“We said, ‘Of course, you’re welcome as long as you want.’ But they clarified and said they wanted us to adopt them. I know I should say I was spiritual and prayed about it. But we looked at each other and we said YES! We called the case worker the next day, and God has answered so many prayers, opened so many doors, stretched our faith in so many ways that we just know this is right.” The family started working on the paperwork and the adoptions were quickly finalized.
FROM CIVIL ENGINEERING TO FARMING
After graduating from Westminster Academy (Memphis, TN) in 2001 and earning a degree in civil engineering, Frank did not follow what most would call a traditional path. He notes that he was rather disenchanted with the university teachers. “I think part of the problem was that I had such great, engaging teachers at Westminster, when I got to college I thought it would be next-level,” he says. “But my first two years of college, I was so uninspired that I kept thinking, ‘Can I just go back to my high school classes? They were so much better.’ ”
Frank decided to work for his family business in residen- tial water and gardenscapes, creating fountains and garden decor, eventually opening his own business, Memphis Water Gardens.
During this time, the Roberts started learning about the industrial food industry and the negative effects of mega-farming on the food supply chain. They decided to add a few chickens to their small, midtown Memphis backyard. “Those were the best eggs we had ever eaten, and we decided we wanted to add meat sources as well. We started with rabbits because it was all that would fit in our yard. We loved it and could see that we would need more land to make it sustainable for our growing family.”
When the oldest of their four children was almost eight years old, they sold their home and purchased a house on 16.5 acres outside of the city limits. “The idea was to be meat independent, but our family outgrew the amount of venison I could put on the table, so we added some steers to the chickens and turkeys.” Now the farm has chickens, turkeys, guinea hens, several pigs, five steers, a horse, cats, and a dog. “I dream of the day we can be self-sufficient from the farm. I would love to have a full-time employee, 1000 chickens, a few dozen pigs, numerous cows, but the Lord hasn’t presented that opportunity yet.” So for now, he supports the expansion of the farm with his work at Memphis Water Gardens.

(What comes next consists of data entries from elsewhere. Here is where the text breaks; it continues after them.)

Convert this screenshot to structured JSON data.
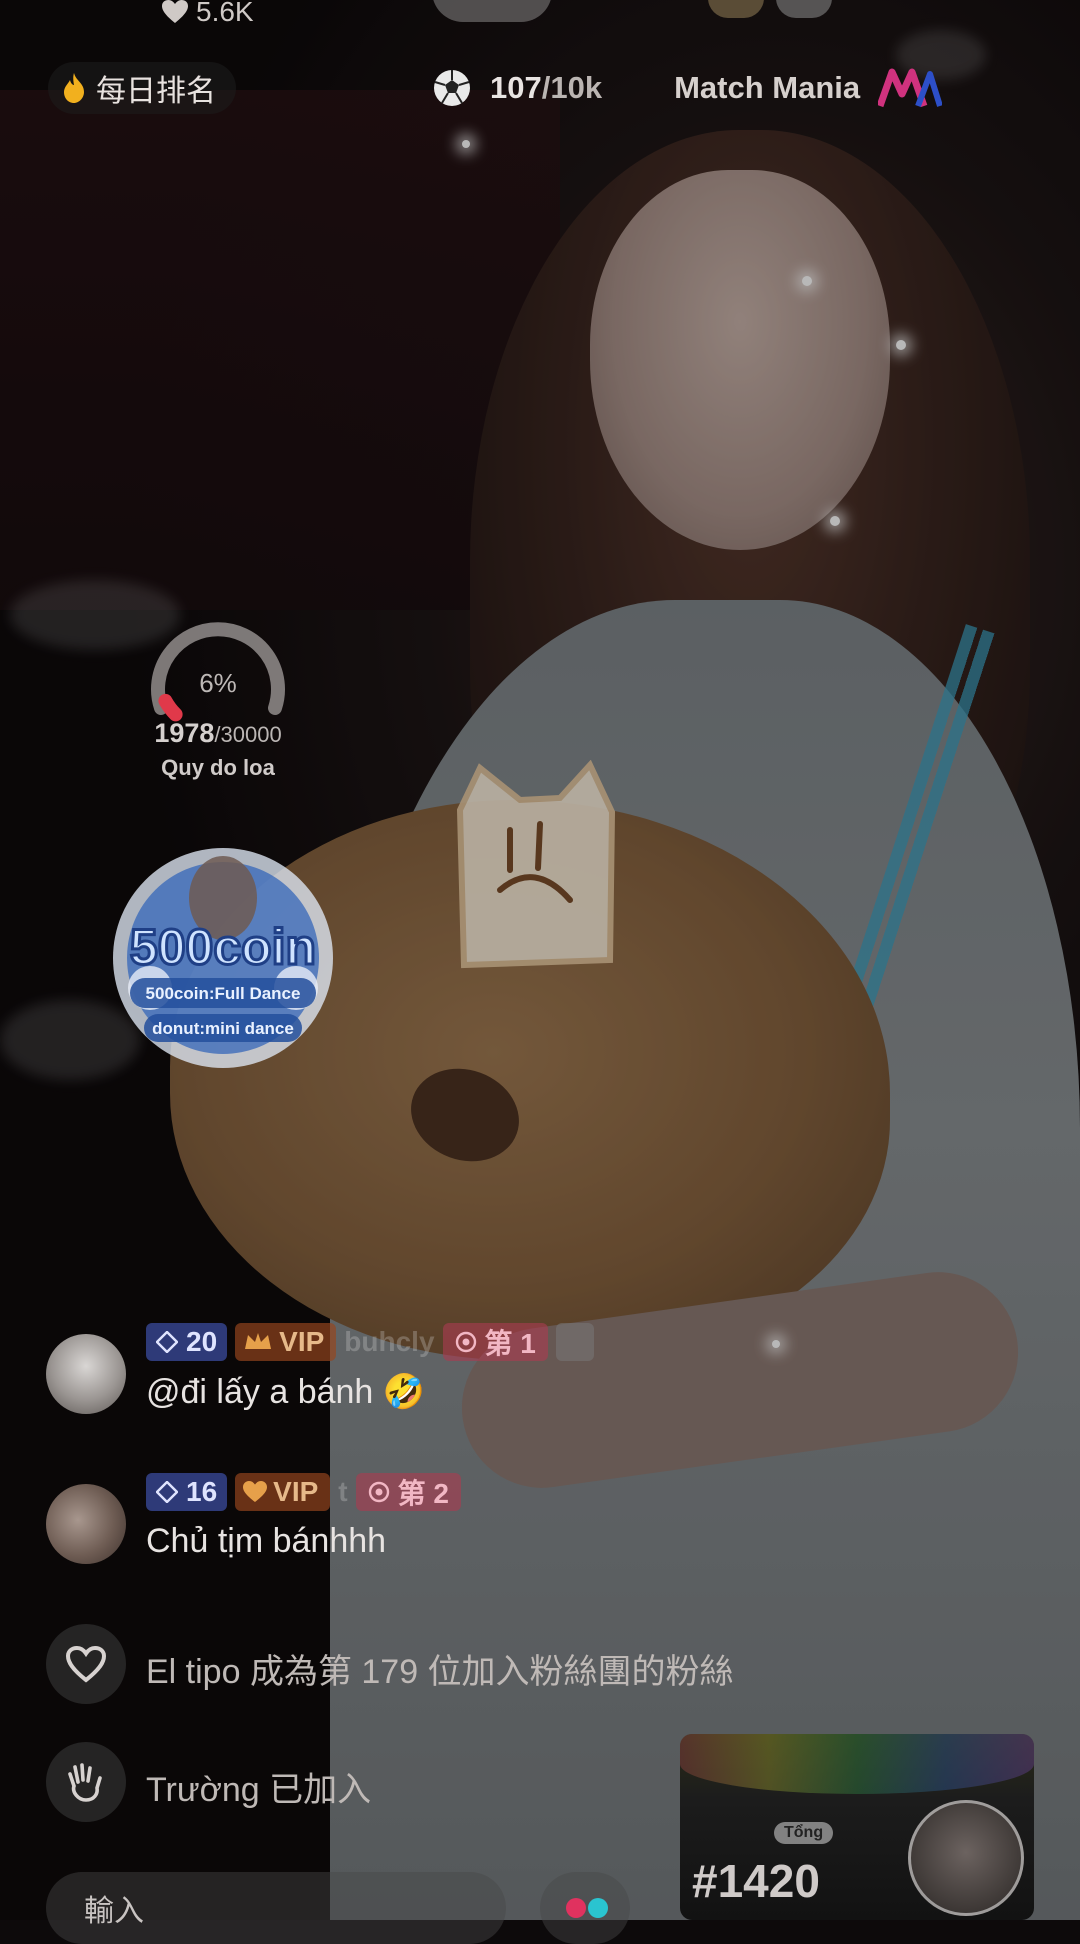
{
  "header": {
    "like_count": "5.6K",
    "daily_rank_label": "每日排名",
    "match_progress": "107",
    "match_goal": "/10k",
    "match_name": "Match Mania"
  },
  "gauge": {
    "percent_label": "6%",
    "percent_value": 6,
    "current": "1978",
    "goal": "/30000",
    "name": "Quy do loa"
  },
  "promo_badge": {
    "title": "500coin",
    "line1": "500coin:Full Dance",
    "line2": "donut:mini dance"
  },
  "comments": [
    {
      "level": "20",
      "vip": "VIP",
      "username": "buhcly",
      "rank": "第 1",
      "text": "@đi lấy a bánh"
    },
    {
      "level": "16",
      "vip": "VIP",
      "username": "t",
      "rank": "第 2",
      "text": "Chủ tịm bánhhh"
    }
  ],
  "system_messages": [
    {
      "icon": "heart-outline-icon",
      "text": "El tipo 成為第 179 位加入粉絲團的粉絲"
    },
    {
      "icon": "waving-hand-icon",
      "text": "Trường 已加入"
    }
  ],
  "input": {
    "placeholder": "輸入"
  },
  "promo_card": {
    "tag": "Tổng",
    "rank": "#1420"
  },
  "colors": {
    "gauge_track": "#9a9594",
    "gauge_fill": "#e0394a",
    "level_badge": "#465abe",
    "vip_badge": "#96461e",
    "rank_badge": "#aa3c50"
  }
}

The Roberts’ family has grown and their lives have changed in ways they couldn’t have imagined just a few years ago. All of the family is thriving. “God does not call us to the systems (adoption, foster care, farming), he calls us into relationships with Him and others. He called us to these families, we’ve seen miracles, salvation, and lives changed, ours being the first!”
According to Frank, he can honestly say that he wouldn’t be where he is without his classical education. “I think the Holy Spirit uses what we give. And thankfully, classical education teaches us to think critically, and that training to think critically—God used that to help me process and think through all of these decisions.” ✤